You're most likely to get hepatitis A from food or water contaminated with the virus.
In particular, although the infection is common in underdeveloped countries with poor hygiene conditions, the infection rate has recently been on the rise even among people in their 20s and 30s who grew up in good hygienic conditions.
HAV is usually transmitted through direct contact with an infectious person, and in some cases, can be transmitted to a fetus from an infected mother, or can be caused by the blood transfusion or can be parenterally infected among gays.
The hepatitis A virus is transmitted primarily by the oral route; that is when an uninfected person ingests food or water that has been contaminated with the faeces of an infected person, and a group outbreak is usually associated with sewage-contaminated or inadequately treated water.
Hepatitis A can be suspected through characteristic clinical patterns in which jaundice occurs within a week after the general symptoms, and can be confirmed through hepatitis A antibody test.
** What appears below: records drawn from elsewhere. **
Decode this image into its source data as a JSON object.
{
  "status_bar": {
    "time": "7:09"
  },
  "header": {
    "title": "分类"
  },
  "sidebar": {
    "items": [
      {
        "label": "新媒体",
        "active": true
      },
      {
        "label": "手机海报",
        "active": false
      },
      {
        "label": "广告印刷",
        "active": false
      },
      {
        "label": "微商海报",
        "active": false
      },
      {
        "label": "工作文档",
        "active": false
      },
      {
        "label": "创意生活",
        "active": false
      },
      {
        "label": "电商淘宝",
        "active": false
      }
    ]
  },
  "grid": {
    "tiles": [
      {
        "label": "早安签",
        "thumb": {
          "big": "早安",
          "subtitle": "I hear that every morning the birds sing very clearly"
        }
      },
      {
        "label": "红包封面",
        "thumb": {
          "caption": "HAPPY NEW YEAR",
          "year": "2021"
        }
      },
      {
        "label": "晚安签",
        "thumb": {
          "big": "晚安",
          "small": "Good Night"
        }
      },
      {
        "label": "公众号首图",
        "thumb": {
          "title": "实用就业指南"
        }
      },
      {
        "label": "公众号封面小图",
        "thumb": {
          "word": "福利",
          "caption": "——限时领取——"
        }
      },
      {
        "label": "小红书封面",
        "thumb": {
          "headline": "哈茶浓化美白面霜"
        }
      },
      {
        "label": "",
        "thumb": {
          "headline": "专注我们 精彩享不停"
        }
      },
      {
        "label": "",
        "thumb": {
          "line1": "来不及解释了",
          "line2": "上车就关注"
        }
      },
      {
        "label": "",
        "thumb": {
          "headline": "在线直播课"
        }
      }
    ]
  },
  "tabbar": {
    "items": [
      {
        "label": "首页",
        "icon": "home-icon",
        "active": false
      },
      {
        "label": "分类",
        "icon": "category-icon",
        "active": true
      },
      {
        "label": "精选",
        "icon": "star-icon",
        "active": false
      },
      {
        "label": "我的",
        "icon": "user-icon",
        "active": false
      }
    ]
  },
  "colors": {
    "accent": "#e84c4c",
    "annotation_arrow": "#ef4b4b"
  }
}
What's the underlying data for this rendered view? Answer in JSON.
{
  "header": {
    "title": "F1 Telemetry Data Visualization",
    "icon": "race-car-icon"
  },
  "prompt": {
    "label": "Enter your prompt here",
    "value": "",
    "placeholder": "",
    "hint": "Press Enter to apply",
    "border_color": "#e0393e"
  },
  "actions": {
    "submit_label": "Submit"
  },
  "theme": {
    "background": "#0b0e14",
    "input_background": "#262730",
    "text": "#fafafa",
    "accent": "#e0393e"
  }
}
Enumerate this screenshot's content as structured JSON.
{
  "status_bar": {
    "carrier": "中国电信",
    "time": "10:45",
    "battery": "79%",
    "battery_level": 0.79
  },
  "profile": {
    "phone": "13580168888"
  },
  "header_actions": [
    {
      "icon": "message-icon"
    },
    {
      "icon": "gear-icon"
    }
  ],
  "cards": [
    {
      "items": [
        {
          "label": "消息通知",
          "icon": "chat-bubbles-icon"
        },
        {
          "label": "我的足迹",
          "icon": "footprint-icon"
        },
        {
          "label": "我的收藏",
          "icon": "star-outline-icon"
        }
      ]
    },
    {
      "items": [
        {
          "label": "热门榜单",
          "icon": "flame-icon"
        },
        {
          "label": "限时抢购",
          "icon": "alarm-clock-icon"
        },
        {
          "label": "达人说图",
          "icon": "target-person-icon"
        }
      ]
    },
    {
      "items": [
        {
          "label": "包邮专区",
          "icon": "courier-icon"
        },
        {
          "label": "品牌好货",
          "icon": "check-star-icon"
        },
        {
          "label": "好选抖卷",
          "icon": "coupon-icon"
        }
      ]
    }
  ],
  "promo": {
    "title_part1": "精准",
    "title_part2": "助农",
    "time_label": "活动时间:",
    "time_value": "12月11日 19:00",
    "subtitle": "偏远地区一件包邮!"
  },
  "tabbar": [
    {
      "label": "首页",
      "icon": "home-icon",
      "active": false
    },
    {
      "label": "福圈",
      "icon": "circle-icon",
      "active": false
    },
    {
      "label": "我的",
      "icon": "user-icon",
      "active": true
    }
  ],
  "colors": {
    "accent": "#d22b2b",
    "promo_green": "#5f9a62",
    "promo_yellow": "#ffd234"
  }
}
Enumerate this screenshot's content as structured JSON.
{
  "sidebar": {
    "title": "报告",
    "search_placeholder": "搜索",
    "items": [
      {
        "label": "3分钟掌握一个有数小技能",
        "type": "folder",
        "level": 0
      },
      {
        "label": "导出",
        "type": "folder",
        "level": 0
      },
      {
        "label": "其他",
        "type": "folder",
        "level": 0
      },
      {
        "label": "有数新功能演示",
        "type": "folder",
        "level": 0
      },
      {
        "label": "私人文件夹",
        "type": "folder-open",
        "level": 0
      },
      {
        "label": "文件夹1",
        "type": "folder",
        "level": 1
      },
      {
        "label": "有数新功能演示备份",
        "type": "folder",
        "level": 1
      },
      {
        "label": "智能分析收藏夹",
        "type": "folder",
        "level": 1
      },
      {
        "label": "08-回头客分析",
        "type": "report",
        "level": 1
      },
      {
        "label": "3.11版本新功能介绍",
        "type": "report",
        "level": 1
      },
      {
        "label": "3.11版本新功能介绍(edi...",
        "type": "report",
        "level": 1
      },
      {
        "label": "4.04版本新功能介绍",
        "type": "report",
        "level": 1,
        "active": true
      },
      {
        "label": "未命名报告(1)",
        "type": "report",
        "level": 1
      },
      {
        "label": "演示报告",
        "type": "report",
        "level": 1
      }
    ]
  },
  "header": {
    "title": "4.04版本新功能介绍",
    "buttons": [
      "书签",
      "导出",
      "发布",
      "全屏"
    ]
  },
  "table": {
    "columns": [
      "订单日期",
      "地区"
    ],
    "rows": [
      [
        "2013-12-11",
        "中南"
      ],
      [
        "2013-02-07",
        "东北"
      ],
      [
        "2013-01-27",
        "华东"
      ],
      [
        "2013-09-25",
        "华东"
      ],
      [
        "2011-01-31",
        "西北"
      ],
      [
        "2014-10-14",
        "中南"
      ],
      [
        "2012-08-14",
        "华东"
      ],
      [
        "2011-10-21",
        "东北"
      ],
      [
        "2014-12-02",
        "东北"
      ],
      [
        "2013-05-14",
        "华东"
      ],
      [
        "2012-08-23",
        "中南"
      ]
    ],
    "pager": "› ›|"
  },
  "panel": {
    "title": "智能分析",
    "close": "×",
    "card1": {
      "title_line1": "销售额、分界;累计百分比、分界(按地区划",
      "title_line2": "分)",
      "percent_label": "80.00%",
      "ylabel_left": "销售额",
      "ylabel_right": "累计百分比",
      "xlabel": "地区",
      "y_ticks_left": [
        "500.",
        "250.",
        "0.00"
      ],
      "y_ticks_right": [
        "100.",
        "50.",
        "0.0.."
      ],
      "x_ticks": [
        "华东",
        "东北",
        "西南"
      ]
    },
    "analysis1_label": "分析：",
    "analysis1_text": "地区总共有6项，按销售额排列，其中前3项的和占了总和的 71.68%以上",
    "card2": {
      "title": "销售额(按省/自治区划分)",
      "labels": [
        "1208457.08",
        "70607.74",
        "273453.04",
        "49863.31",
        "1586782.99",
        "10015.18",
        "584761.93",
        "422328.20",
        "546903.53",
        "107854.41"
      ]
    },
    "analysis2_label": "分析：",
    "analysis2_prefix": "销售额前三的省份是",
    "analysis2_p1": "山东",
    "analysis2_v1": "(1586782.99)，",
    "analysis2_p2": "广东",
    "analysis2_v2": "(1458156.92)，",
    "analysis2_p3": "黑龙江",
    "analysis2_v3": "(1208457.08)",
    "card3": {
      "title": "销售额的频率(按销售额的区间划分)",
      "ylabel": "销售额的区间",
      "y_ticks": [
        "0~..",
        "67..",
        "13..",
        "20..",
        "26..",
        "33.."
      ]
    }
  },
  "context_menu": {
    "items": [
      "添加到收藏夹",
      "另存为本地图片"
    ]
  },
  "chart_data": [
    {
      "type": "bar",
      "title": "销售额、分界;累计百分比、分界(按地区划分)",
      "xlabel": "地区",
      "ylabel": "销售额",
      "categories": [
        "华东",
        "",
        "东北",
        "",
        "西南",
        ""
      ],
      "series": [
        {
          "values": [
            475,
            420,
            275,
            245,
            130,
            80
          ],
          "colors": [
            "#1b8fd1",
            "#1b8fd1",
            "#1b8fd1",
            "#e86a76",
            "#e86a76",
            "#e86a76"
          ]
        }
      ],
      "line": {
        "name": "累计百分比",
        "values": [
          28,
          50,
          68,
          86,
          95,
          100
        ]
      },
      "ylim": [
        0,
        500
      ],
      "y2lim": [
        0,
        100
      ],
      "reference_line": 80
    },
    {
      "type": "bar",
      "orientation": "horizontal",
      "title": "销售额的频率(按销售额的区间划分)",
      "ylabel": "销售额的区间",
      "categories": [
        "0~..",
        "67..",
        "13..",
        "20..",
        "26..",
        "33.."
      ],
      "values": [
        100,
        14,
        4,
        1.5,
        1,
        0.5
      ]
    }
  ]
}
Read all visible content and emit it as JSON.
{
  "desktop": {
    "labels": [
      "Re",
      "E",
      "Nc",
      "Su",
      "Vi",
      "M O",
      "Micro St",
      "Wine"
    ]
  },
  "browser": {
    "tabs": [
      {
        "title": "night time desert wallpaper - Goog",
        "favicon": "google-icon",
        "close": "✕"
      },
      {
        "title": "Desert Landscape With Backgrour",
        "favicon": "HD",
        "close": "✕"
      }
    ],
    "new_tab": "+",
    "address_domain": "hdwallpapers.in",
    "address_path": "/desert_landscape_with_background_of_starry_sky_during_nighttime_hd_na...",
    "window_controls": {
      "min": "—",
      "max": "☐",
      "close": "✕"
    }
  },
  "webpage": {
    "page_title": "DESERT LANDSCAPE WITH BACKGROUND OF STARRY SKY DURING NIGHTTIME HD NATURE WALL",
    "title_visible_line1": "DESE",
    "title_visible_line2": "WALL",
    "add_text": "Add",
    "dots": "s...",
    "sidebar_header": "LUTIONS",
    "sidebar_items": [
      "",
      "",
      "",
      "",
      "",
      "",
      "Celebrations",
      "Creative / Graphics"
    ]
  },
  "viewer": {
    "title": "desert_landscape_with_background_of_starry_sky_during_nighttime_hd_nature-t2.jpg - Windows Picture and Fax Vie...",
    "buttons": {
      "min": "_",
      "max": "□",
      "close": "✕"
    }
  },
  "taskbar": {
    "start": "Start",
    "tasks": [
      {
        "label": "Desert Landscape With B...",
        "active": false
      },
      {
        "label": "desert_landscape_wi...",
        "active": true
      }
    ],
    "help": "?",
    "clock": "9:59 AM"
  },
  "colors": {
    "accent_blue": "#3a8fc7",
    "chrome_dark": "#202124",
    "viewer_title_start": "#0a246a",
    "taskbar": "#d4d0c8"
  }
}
Infection of Hepatitis A can be prevented by vaccines.
Nearly 95% of people develop protective levels of antibodies to the virus by injecting an additional vaccine in 6-12 months or 6-18 months after the first vaccination depending on the type of vaccines.
This works not only for children over the age of two, but also for adults who have not yet been exposed to the virus.
The side effects of the vaccination locally occur in the form of fever or headache and the red reaction around the injected area.